Author: Dianne Harman
Publisher: Dianne Harman
Overall Rating: 2.25 stars out of 5 Stars
Life is certainly busy enough for Liz Lucas at the Red Cedar Spa, and her home-cooked dinners are quickly becoming one of the reasons why guests far and wide come to experience the small town charms that inhabit her world. That, and her mammoth of St. Bernard named Brandy Boy who “rescues” her guests with little nips of brandy night caps. Things were going so well in fact that she decided to hire a local boy by the name of Mark to help her out in the kitchen.
But things aren’t going as smoothly as she thought in the small town of Red Cedar. After a perplexing afternoon of kitchen prep work where the usually fun-loving Mark is silent and thoughtful, and unsuccessful attempts to discover the cause of his change in behavior, Liz learns that the boy has died, as a result of his car careening off the road and over a cliff.
Faced with a bumbling investigation detective, rumors and innuendos, and a growing list of suspects for something that may have been either a suicide, an accident, or murder, Liz takes it upon herself to solve the case, drawing the attention of someone who desperately wants everything to remain the same.
First, let me say what I liked about this book. It was a nice, easy, breezy read, and the tone of it was friendly and conversational. Also, the recipes in the back are well worth looking into– after all, any pie involving chocolate and peanut butter is worth the price of admission, right? If you’re looking for a light, entertaining weekend read, this would be a good place to start.
Unfortunately, where the book falls apart, at least for me, is in the “mystery” portion of the book. As a self-described “mystery fanatic” I take my mysteries very seriously and often hold them to a different standard than other genres. Unfortunately for this book, I found quite a number of things that put the work of this author dangerously close to my “do not read again” list, despite her popularity. I’ll break it down into two basic categories: subtlety and realism.
While the author has an easy feel to her read, the various clues, and information in which the mystery fan usually enjoys “hunting for” within conversations, observations, or inside the characters’ mind are presented to the reader with about as much subtlety as a sledgehammer. More often than not, the reader is told things through exposition or conversations that were clearly (and sometimes painfully) put there to get information to the reader. It nearly took all the fun out of reading– the saving grace being the antics of the dogs, and my wonderment at what “big reveal” would come next.

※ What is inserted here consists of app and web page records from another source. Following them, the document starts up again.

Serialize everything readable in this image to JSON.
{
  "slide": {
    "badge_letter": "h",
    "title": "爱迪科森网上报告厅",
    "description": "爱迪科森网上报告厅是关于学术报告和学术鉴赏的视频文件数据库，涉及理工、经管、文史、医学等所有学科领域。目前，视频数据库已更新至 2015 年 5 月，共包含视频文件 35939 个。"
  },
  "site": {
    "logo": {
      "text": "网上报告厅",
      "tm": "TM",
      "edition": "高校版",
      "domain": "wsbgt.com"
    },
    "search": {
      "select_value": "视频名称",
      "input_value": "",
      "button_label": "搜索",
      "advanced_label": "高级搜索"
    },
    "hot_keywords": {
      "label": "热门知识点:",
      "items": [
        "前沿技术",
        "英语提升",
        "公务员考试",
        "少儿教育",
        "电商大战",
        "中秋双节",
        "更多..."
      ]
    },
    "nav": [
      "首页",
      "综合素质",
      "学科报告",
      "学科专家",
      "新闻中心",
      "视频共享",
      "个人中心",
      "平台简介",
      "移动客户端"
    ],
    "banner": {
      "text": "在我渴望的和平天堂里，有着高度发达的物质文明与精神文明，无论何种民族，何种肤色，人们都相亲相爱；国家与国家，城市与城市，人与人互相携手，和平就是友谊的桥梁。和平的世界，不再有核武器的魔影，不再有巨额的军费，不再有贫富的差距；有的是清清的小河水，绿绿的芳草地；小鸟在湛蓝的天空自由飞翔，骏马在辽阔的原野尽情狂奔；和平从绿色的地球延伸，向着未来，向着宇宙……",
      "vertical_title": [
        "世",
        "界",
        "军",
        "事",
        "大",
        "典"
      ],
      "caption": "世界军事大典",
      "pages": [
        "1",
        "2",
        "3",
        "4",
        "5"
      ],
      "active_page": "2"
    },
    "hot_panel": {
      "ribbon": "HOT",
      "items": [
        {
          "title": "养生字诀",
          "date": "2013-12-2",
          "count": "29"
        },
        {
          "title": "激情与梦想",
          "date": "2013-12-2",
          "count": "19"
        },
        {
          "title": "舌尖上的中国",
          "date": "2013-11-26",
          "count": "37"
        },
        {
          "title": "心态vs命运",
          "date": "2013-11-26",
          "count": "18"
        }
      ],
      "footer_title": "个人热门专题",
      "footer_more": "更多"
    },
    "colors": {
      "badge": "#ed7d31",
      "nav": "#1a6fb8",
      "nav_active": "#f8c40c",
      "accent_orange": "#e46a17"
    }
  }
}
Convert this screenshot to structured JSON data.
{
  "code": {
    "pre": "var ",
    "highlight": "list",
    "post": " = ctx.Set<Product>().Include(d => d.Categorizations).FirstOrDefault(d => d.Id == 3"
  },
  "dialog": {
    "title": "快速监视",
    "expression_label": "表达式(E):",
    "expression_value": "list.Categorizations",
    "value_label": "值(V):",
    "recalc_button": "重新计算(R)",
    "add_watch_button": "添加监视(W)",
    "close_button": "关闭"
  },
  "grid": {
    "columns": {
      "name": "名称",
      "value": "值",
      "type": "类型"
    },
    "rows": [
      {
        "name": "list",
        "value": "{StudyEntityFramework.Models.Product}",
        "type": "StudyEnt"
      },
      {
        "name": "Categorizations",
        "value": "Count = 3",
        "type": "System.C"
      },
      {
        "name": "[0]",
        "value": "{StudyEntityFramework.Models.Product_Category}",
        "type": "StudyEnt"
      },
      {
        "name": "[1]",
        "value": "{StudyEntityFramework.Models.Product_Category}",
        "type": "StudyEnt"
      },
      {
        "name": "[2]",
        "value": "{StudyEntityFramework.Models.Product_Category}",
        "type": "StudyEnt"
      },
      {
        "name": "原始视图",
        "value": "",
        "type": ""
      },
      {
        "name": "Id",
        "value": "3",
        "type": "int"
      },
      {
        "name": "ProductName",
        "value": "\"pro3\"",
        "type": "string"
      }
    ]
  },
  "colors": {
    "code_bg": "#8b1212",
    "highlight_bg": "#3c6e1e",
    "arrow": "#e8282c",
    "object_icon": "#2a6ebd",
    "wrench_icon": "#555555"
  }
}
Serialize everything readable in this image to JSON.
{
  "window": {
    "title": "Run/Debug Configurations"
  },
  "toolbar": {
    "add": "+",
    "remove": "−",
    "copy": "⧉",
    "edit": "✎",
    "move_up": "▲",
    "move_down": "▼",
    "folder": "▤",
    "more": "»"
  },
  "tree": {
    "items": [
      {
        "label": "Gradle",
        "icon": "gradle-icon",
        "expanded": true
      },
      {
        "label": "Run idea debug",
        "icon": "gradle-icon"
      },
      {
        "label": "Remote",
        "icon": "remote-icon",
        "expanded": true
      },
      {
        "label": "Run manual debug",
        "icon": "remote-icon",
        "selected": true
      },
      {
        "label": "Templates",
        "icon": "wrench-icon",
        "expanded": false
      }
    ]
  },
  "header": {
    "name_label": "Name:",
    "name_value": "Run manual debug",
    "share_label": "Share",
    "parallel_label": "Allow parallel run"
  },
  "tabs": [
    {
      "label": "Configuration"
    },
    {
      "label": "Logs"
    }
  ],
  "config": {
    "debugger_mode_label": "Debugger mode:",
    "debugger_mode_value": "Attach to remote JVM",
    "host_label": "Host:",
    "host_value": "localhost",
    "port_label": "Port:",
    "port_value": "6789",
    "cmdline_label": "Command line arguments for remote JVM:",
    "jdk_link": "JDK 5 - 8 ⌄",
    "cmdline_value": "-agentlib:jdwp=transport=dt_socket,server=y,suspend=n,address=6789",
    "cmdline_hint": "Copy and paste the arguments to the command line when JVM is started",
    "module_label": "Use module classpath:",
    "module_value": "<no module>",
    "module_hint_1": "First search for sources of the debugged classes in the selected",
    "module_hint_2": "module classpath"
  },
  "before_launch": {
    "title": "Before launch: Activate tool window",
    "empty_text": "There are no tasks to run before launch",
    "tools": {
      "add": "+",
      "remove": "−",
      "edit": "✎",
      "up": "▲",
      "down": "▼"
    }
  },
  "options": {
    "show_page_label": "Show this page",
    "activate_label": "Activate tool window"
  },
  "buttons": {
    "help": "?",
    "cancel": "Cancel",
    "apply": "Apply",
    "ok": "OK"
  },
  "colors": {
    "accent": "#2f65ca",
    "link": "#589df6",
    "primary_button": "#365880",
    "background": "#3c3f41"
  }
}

The second area where the mystery portion of the book fell apart was sadly in the details. In many cases, a mystery can be made or broken there, so in my book, you have to be a bit careful. Many of the details that the author provided did not make the book seem realer, or three-dimensional, but rather a parody of real life.
- I have never once in all my travels, stopping at various diners in the United States met a veteran waitress who worked her shift wearing stiletto heals. And as a former waitress, I KNOW that there would be no way I would do that. My feet would be driving me to murder by the end of the day!
- In all my exposure to law enforcement, (television, real life encounters, movies, interviews I’ve conducted, conversations over a few beers, etc) I have never met any members of law enforcement, or investigation services that were so utterly forthcoming with potentially case-blowing information, especially to people that should have been considered potential suspects at the time of the conversation. I understand what the author was trying to do– get the information out there for the reader– but it still felt like somehow I had slipped into an alternative reality.
- Some of her characters- thankfully not all of them were almost laughingly one dimensional, and (I’m sincerely hoping) parodies of their real life counterparts. Like the stiletto wearing waitress with the blond beehive hairdo, or the smarmy sheriff who bumbled his way through any investigation while fantasizing about our heroine in black lingerie, or the man hating, son-obsessed, slightly crazy seamstress with plastic wrapped furniture, or the Chinese Tong member who apparently loved clams so much he became known as the “Clamhammer”. One or two outlandish and over the top characters are fine… but when the book is absolutely chock full of them, they start to lose their appeal.
So in summary, if you’re looking for a story that is an easy read, with over-the-top characters, and some mouth-watering recipes, I invite you to pick up this book. If you’re looking for an enjoyable mystery, you might want to look elsewhere.
0 Stars- Perfect for kindling or wasting space on your hard drive
1 Star– Perfect gift for that person you can’t stand
2 Stars- Put it on your “to borrow” list
3 Stars- Buy it if you get the chance- worth a weekend read
4 Stars- Definitely add to your library
5 Stars- Impulse Buy Approved.
© 2016 – 2017, Laura Seeber. All rights reserved.